We asked for zombie stories that showed humanity at its best, and Michelle Miller’s novel The Thirteenth Step: Zombie Recovery sort of fit the bill, but definitely wasn’t a friend of Bill. In Miller’s zombie apocalypse, the zombie virus reaches flash over proportions at the same time worldwide. As the zombies rend flesh and create new zombies, a select group of people are able to avoid zombie detection. Turns out they’re either drug addicts or they have the alcoholic gene. Bill, a PR person for the New York lottery, survives the initial slaughter as does Courtney, a Lotto winner whose dreams are dashed when zombies interrupt the check ceremony. As they fight their way to safety, Bill and Courtney slowly figure out the secret to their survival, and pick up a few other former alcoholics or children of alcoholics to round out their band. Bill, a true AA adherent who believes in meetings and fellowship, is at odds with Courtney, the bitter child of an alcoholic, who despises AA and everything it stands for. Definitely no love relationship about to brew there.

The group grows to include a drug dealer, a zombie aficionado, a middle-aged woman, a former addict now Ivy Leaguer, and an illegal immigrant. Each of these characters must come to terms with the guilt of surviving while their loved ones died, as well as battle their inner demons. Let’s be honest, in a zombie apocalypse who wouldn’t want to drink or drug? When you’re surrounded by 12 Steppers, though, any use of alcohol or drugs becomes a group discussion.

The wanderers do find a sanctuary of sorts, a gated community that runs by the rules of Alcoholics Anonymous. Here, everyone is in recovery and the leaders impose a multitude of rules to keep everyone on track. Up until this point, the AA story line referred to in the title mostly consisted of Bill singing the praises of AA and Courtney suspiciously eyeing everyone as if they were hiding bottles under their coats. Once the survivors arrive at the AA community, the tone shifts and suddenly AA is a cult with a charismatic leader and arranged marriages.  The New York group, uncomfortable with “AA fundamentalism,” decide to leave the community and continue their search for a safe place to live.

For the most part, this was an enjoyable read. The zombies were easily dispatched and posed no real threat to the survivors.
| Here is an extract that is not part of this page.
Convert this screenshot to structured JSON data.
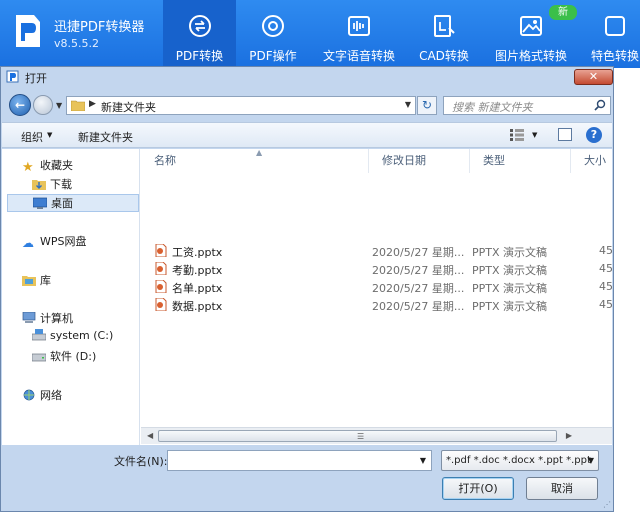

Rising radiation levels were another obstacle that seemed easily surmounted and not a true threat. The danger in this story came from other humans and there’s even a reference to Jonestown in an attempt to heighten the danger when the New York group flees the gated community. Even so, this isn’t a book that will keep you on the edge of your seat waiting to see if our stalwart heroes make it to safety.

The only parts of the book that kept me guessing were whether this was an indictment of AA and other 12 step programs or a very awkward tribute and the ending which was both convenient and unexpected. Still, a happy ending in a zombie novel is what we asked for and The Thirteenth Step delivered. If you’re looking for something short on gore and long on feelings, this might be for you.

Buy it at Amazon